What needs to be done:
Each line of the listing below must be retyped as given.
BEGIN Provided entries
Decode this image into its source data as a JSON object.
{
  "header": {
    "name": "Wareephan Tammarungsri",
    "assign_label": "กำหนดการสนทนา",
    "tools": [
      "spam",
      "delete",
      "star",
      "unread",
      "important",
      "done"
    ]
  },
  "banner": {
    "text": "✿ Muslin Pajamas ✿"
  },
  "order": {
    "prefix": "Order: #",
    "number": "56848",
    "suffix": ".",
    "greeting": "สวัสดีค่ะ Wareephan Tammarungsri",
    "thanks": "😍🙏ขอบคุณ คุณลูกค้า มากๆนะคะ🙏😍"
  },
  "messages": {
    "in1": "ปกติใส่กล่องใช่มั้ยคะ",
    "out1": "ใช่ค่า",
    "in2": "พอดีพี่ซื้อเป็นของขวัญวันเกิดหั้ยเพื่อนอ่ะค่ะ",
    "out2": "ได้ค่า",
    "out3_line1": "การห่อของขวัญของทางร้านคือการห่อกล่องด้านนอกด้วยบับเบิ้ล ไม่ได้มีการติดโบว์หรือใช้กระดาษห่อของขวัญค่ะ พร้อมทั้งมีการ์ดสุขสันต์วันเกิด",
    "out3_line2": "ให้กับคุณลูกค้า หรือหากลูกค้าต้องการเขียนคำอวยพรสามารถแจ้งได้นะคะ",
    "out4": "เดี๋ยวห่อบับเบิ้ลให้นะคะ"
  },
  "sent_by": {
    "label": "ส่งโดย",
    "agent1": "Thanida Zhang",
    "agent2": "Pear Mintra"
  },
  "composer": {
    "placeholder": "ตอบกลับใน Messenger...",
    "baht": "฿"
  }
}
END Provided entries
Solution for this task:
Decode this image into its source data as a JSON object.
{
  "header": {
    "name": "Wareephan Tammarungsri",
    "assign_label": "กำหนดการสนทนา",
    "tools": [
      "spam",
      "delete",
      "star",
      "unread",
      "important",
      "done"
    ]
  },
  "banner": {
    "text": "✿ Muslin Pajamas ✿"
  },
  "order": {
    "prefix": "Order: #",
    "number": "56848",
    "suffix": ".",
    "greeting": "สวัสดีค่ะ Wareephan Tammarungsri",
    "thanks": "😍🙏ขอบคุณ คุณลูกค้า มากๆนะคะ🙏😍"
  },
  "messages": {
    "in1": "ปกติใส่กล่องใช่มั้ยคะ",
    "out1": "ใช่ค่า",
    "in2": "พอดีพี่ซื้อเป็นของขวัญวันเกิดหั้ยเพื่อนอ่ะค่ะ",
    "out2": "ได้ค่า",
    "out3_line1": "การห่อของขวัญของทางร้านคือการห่อกล่องด้านนอกด้วยบับเบิ้ล ไม่ได้มีการติดโบว์หรือใช้กระดาษห่อของขวัญค่ะ พร้อมทั้งมีการ์ดสุขสันต์วันเกิด",
    "out3_line2": "ให้กับคุณลูกค้า หรือหากลูกค้าต้องการเขียนคำอวยพรสามารถแจ้งได้นะคะ",
    "out4": "เดี๋ยวห่อบับเบิ้ลให้นะคะ"
  },
  "sent_by": {
    "label": "ส่งโดย",
    "agent1": "Thanida Zhang",
    "agent2": "Pear Mintra"
  },
  "composer": {
    "placeholder": "ตอบกลับใน Messenger...",
    "baht": "฿"
  }
}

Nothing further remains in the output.